* **DATA RECORDS**:
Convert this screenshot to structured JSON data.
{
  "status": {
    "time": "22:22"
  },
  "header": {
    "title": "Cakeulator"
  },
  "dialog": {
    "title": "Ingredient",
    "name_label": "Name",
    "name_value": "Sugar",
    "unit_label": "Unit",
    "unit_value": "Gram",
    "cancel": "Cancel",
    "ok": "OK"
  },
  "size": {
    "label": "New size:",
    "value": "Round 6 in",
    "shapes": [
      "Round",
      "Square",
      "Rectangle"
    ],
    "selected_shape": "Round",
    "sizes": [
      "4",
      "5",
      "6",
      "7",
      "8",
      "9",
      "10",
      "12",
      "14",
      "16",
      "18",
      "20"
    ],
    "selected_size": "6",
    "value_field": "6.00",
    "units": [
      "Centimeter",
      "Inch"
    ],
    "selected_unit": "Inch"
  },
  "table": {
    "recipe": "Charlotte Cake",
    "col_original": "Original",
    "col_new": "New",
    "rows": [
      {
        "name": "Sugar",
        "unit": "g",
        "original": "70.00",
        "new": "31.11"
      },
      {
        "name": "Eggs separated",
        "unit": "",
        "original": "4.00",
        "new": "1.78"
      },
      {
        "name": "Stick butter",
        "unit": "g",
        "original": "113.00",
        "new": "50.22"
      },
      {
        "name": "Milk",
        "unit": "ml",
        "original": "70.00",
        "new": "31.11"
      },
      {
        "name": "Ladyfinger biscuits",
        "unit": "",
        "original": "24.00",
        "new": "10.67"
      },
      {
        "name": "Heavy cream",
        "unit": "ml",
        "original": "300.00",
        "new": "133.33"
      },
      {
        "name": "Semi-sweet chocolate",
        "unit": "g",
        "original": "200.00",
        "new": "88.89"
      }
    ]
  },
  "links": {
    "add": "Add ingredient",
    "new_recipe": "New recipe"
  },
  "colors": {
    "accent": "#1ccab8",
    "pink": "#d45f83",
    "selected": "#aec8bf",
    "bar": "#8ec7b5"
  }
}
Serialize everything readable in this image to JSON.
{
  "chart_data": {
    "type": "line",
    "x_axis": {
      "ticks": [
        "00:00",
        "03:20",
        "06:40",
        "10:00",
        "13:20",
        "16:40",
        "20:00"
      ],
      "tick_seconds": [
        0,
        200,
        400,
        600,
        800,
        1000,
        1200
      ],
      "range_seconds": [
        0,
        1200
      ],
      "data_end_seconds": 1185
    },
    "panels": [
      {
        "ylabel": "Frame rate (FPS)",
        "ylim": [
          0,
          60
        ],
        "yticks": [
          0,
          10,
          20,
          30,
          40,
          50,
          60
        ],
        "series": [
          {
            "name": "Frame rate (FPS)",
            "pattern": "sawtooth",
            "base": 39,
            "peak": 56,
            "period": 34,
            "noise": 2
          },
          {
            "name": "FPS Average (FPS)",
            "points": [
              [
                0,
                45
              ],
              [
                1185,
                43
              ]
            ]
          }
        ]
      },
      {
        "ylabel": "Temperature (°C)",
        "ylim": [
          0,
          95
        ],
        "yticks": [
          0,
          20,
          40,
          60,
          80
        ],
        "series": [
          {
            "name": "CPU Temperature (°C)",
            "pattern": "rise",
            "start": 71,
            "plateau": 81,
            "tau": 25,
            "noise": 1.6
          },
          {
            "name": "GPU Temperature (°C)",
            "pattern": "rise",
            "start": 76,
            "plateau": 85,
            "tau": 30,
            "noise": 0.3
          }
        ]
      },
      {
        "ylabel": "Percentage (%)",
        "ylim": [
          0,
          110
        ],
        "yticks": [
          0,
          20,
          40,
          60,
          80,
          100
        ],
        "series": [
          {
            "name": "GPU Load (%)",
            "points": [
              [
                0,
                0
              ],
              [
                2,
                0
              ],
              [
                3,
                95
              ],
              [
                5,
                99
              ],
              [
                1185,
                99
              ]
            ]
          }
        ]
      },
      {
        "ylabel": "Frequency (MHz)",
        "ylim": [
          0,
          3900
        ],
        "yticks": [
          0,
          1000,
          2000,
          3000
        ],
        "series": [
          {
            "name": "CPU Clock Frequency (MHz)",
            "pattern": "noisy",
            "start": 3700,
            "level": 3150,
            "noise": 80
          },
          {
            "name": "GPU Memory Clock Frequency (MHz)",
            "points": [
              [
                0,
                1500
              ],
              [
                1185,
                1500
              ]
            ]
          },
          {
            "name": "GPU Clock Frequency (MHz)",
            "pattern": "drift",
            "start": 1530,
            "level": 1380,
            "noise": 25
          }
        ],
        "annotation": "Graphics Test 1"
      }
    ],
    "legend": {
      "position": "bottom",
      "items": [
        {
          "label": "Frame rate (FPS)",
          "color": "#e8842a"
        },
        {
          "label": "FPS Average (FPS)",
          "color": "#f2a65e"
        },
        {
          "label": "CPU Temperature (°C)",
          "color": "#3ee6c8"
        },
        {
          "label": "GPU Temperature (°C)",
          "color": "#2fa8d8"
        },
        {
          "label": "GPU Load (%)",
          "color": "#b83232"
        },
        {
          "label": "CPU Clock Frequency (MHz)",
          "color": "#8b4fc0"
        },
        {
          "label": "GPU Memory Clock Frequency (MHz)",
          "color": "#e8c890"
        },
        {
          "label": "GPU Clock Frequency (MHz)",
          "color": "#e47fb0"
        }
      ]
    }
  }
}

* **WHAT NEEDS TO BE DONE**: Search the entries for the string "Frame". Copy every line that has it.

* **EXERCISE ANSWER**:
        "ylabel": "Frame rate (FPS)",
            "name": "Frame rate (FPS)",
          "label": "Frame rate (FPS)",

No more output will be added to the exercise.